  9. Bubble Paper Mitten Painting--For this one you have to get some bubble paper and make mittens...just a rectangle piece folded over big enough to slide your hand in...tape it shut so that there is only one opening and turn it so the "bubbles" are on the outside.  Plates with tempera paint are provided and the artists simply choose a color, dip their mitt, and basically pat large sheets of butcher paper.  The color combinations are always interesting especially when the colors start blending and are layered.  The finished sheets can be cut into different shapes kind of in the style of Eric Carle's creations.
    Working on Tissue Paper Suncatchers.
  11. Tissue Paper Suncatchers--this is the easiest and less messy of all the activities.  Cut contact paper in a workable size and provide a variety of tissue paper, sequins, or any other collage "junk".  This is great practice for kids in tearing or cutting when they choose their different colors of tissue.  The kids just add their colored tissue and items to the sticky side of the contact paper...these can be stuck directly to a window when they are finished or another piece of contact paper or colored paper can be added to seal off the piece of art. 

Finished warming tray product

The activities were shared with my class because they are a little different but not too scary messy.  These activities can be done by an individual or small groups of kids.  The materials needed are not hard to come by...the warming tray is the trickiest...I borrow my sister's each time I plan this activity.  I hope that my students see the possibilities that await in these different activities.  I hope it sparks them to try something a little messy...I remembered to bring up wipes, paper towels, and we had newspapers under the drippy items to model the teacher's role.

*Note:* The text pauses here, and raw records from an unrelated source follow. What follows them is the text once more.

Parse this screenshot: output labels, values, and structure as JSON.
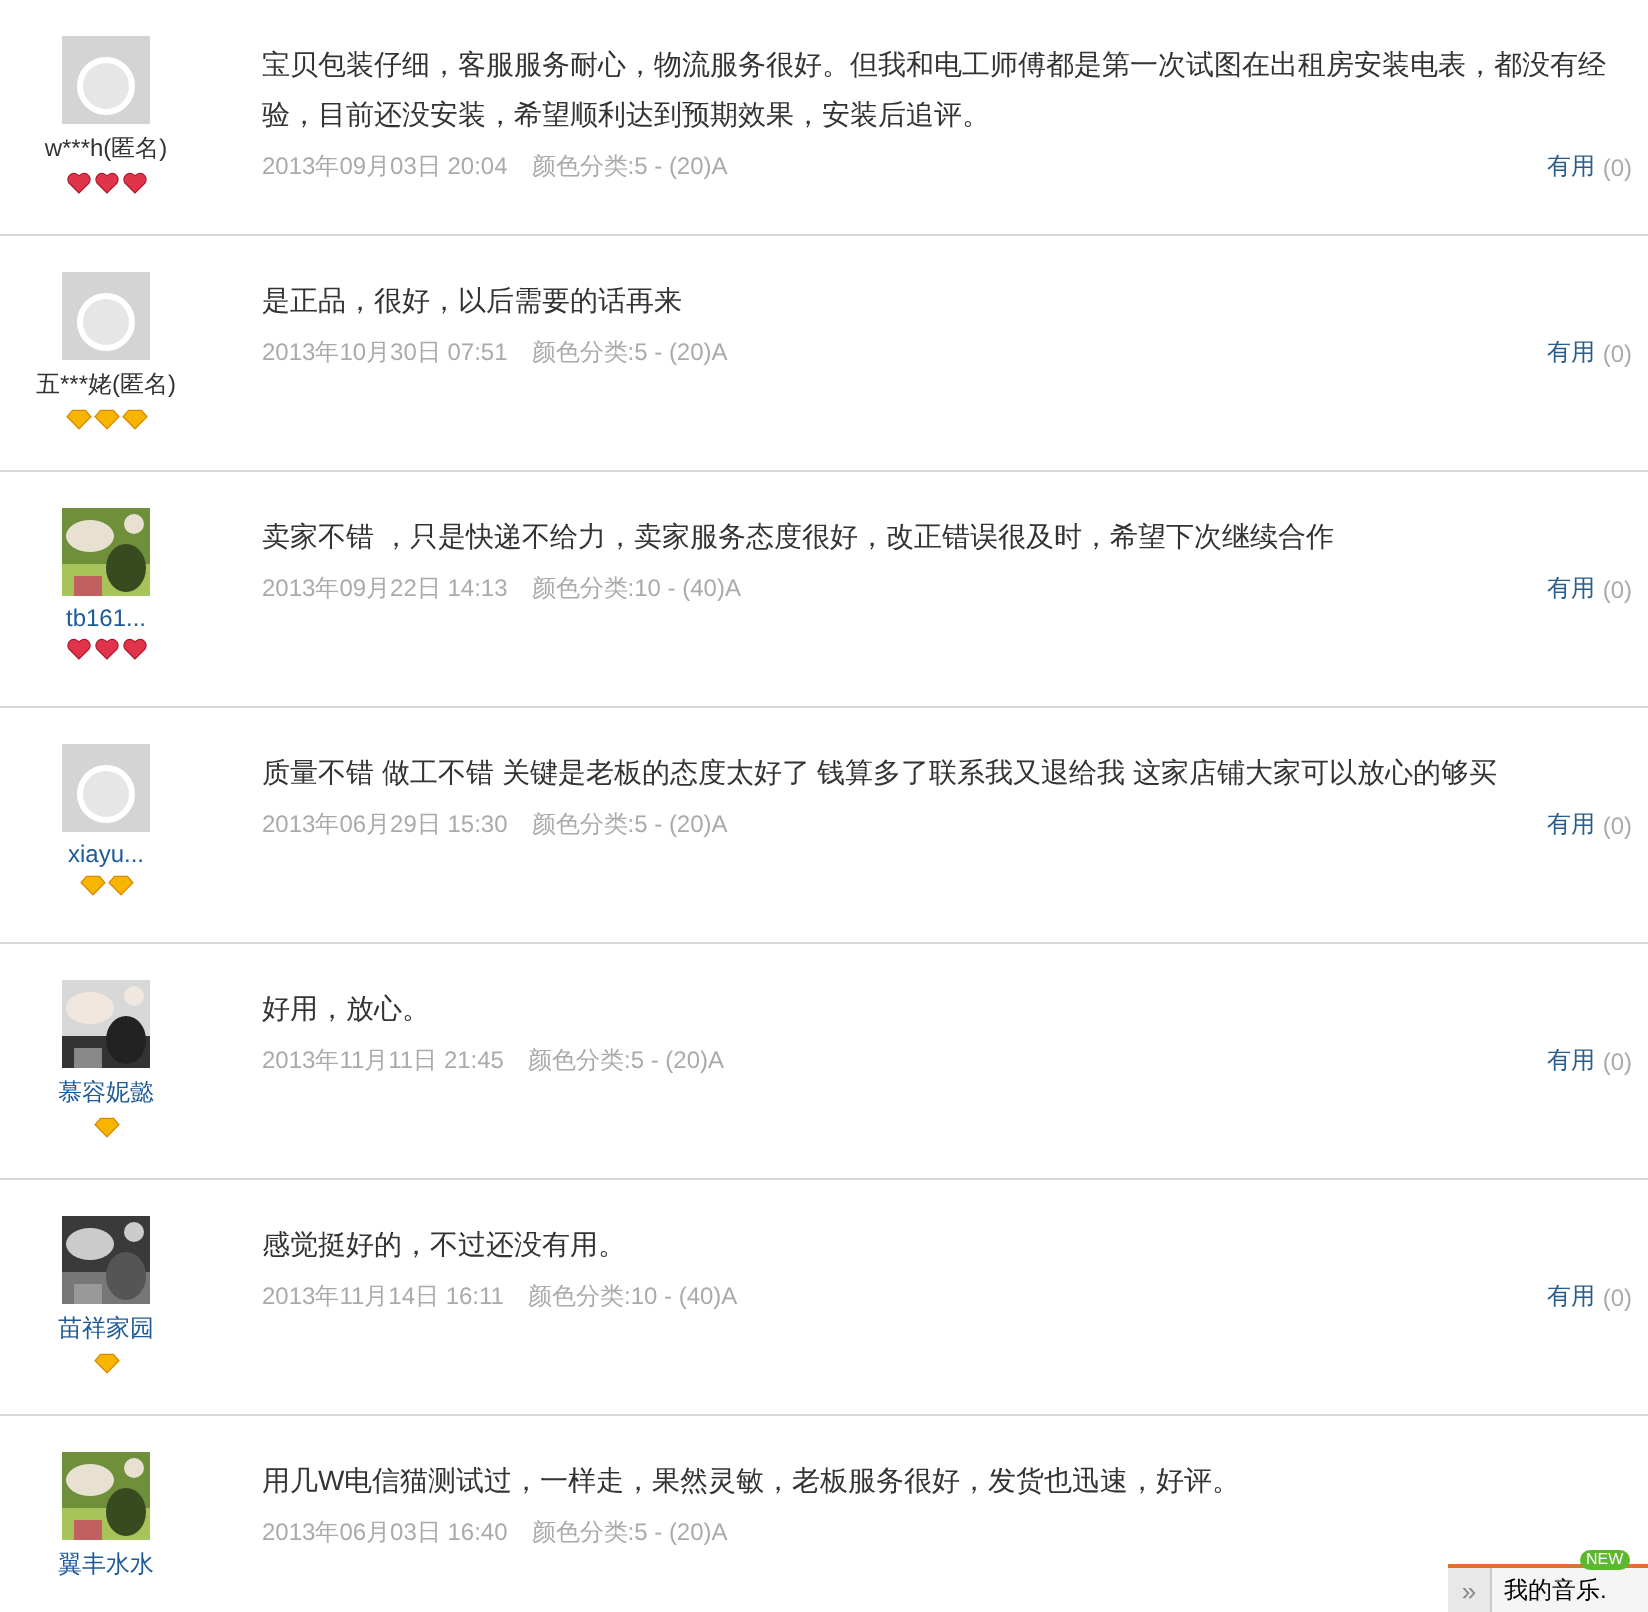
{
  "reviews": [
    {
      "avatar": {
        "kind": "default"
      },
      "user": "w***h(匿名)",
      "linked": false,
      "badges": [
        {
          "kind": "heart"
        },
        {
          "kind": "heart"
        },
        {
          "kind": "heart"
        }
      ],
      "text": "宝贝包装仔细，客服服务耐心，物流服务很好。但我和电工师傅都是第一次试图在出租房安装电表，都没有经验，目前还没安装，希望顺利达到预期效果，安装后追评。",
      "date": "2013年09月03日 20:04",
      "sku": "颜色分类:5 - (20)A",
      "helpful": "有用",
      "count": "(0)"
    },
    {
      "avatar": {
        "kind": "default"
      },
      "user": "五***姥(匿名)",
      "linked": false,
      "badges": [
        {
          "kind": "diamond"
        },
        {
          "kind": "diamond"
        },
        {
          "kind": "diamond"
        }
      ],
      "text": "是正品，很好，以后需要的话再来",
      "date": "2013年10月30日 07:51",
      "sku": "颜色分类:5 - (20)A",
      "helpful": "有用",
      "count": "(0)"
    },
    {
      "avatar": {
        "kind": "picture"
      },
      "user": "tb161...",
      "linked": true,
      "badges": [
        {
          "kind": "heart"
        },
        {
          "kind": "heart"
        },
        {
          "kind": "heart"
        }
      ],
      "text": "卖家不错 ，只是快递不给力，卖家服务态度很好，改正错误很及时，希望下次继续合作",
      "date": "2013年09月22日 14:13",
      "sku": "颜色分类:10 - (40)A",
      "helpful": "有用",
      "count": "(0)"
    },
    {
      "avatar": {
        "kind": "default"
      },
      "user": "xiayu...",
      "linked": true,
      "badges": [
        {
          "kind": "diamond"
        },
        {
          "kind": "diamond"
        }
      ],
      "text": "质量不错 做工不错 关键是老板的态度太好了 钱算多了联系我又退给我 这家店铺大家可以放心的够买",
      "date": "2013年06月29日 15:30",
      "sku": "颜色分类:5 - (20)A",
      "helpful": "有用",
      "count": "(0)"
    },
    {
      "avatar": {
        "kind": "picture"
      },
      "user": "慕容妮懿",
      "linked": true,
      "badges": [
        {
          "kind": "diamond"
        }
      ],
      "text": "好用，放心。",
      "date": "2013年11月11日 21:45",
      "sku": "颜色分类:5 - (20)A",
      "helpful": "有用",
      "count": "(0)"
    },
    {
      "avatar": {
        "kind": "picture"
      },
      "user": "苗祥家园",
      "linked": true,
      "badges": [
        {
          "kind": "diamond"
        }
      ],
      "text": "感觉挺好的，不过还没有用。",
      "date": "2013年11月14日 16:11",
      "sku": "颜色分类:10 - (40)A",
      "helpful": "有用",
      "count": "(0)"
    },
    {
      "avatar": {
        "kind": "picture"
      },
      "user": "翼丰水水",
      "linked": true,
      "text": "用几W电信猫测试过，一样走，果然灵敏，老板服务很好，发货也迅速，好评。",
      "date": "2013年06月03日 16:40",
      "sku": "颜色分类:5 - (20)A"
    }
  ],
  "music_bar": {
    "expand": "»",
    "label": "我的音乐.",
    "badge": "NEW"
  }
}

  1. Wow - I am super excited to follow your blog!! Thanks for sharing on Facebook and I have it added to my reader so I can follow along!!

  2. I will NEVER forgot doing bubble painting with a group of Head Start kiddos before. D.J. got some of the very green soapy water in his mouth. Needless to say he has a green mouth the rest of the day, BUT is was fun!!! AND I learned to poke holes in the straw!!!